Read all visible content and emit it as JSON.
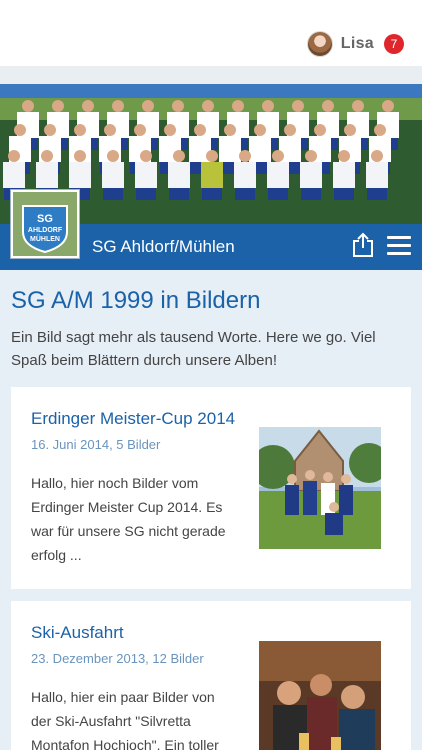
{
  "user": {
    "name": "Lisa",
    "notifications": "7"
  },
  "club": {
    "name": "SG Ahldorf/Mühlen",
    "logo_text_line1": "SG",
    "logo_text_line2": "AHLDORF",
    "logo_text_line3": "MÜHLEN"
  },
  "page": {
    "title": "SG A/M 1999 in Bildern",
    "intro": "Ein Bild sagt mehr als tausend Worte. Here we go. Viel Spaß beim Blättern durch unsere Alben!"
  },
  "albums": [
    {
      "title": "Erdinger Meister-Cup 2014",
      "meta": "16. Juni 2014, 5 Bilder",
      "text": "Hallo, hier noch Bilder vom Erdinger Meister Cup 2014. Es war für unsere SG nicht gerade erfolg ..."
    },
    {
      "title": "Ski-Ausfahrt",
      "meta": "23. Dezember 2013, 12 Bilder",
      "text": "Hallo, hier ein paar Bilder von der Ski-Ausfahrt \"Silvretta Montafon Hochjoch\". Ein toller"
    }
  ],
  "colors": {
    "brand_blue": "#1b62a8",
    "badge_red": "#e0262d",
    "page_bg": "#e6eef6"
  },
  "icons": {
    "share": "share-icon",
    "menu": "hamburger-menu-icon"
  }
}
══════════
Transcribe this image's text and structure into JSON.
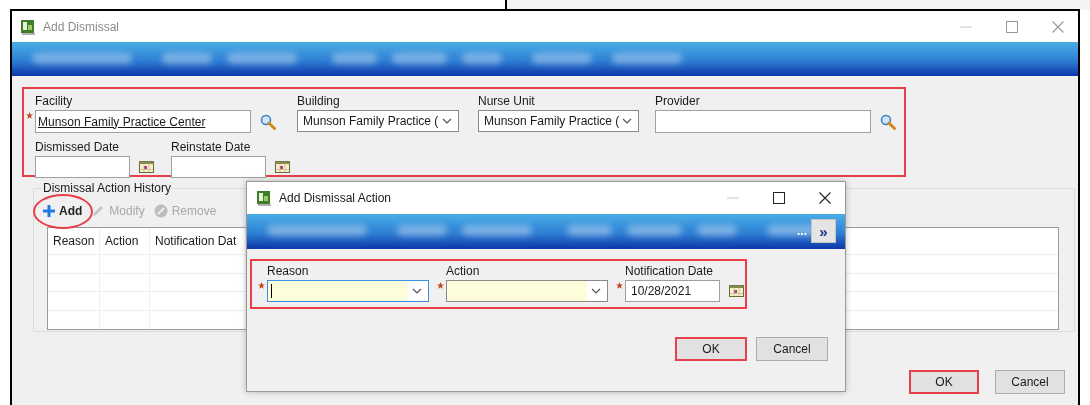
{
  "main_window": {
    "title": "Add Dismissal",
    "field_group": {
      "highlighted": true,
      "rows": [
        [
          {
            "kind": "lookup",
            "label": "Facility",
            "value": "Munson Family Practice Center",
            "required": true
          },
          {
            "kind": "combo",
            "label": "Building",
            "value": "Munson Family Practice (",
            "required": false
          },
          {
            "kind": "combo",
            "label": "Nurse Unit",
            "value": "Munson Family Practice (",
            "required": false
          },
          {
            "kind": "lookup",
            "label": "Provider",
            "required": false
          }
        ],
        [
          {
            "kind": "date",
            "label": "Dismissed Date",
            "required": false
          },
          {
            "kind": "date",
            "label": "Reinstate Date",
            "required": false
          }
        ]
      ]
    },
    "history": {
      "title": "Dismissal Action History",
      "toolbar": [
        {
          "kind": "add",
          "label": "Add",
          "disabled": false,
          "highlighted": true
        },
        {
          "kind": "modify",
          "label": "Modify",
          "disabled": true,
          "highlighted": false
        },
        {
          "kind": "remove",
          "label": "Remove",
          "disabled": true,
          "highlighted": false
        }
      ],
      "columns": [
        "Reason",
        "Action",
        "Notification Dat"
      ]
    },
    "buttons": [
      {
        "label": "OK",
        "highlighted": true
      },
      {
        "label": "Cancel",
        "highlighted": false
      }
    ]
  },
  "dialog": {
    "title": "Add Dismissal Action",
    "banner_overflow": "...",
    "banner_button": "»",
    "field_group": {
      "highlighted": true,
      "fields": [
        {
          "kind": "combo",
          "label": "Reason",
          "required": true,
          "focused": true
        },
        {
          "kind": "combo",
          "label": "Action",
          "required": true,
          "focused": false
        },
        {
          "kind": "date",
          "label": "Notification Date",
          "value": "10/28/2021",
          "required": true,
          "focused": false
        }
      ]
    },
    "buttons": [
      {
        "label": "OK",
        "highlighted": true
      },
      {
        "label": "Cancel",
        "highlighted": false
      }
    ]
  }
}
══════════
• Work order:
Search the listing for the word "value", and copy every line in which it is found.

• Response area:
            "value": "Munson Family Practice Center",
            "value": "Munson Family Practice (",
            "value": "Munson Family Practice (",
          "value": "10/28/2021",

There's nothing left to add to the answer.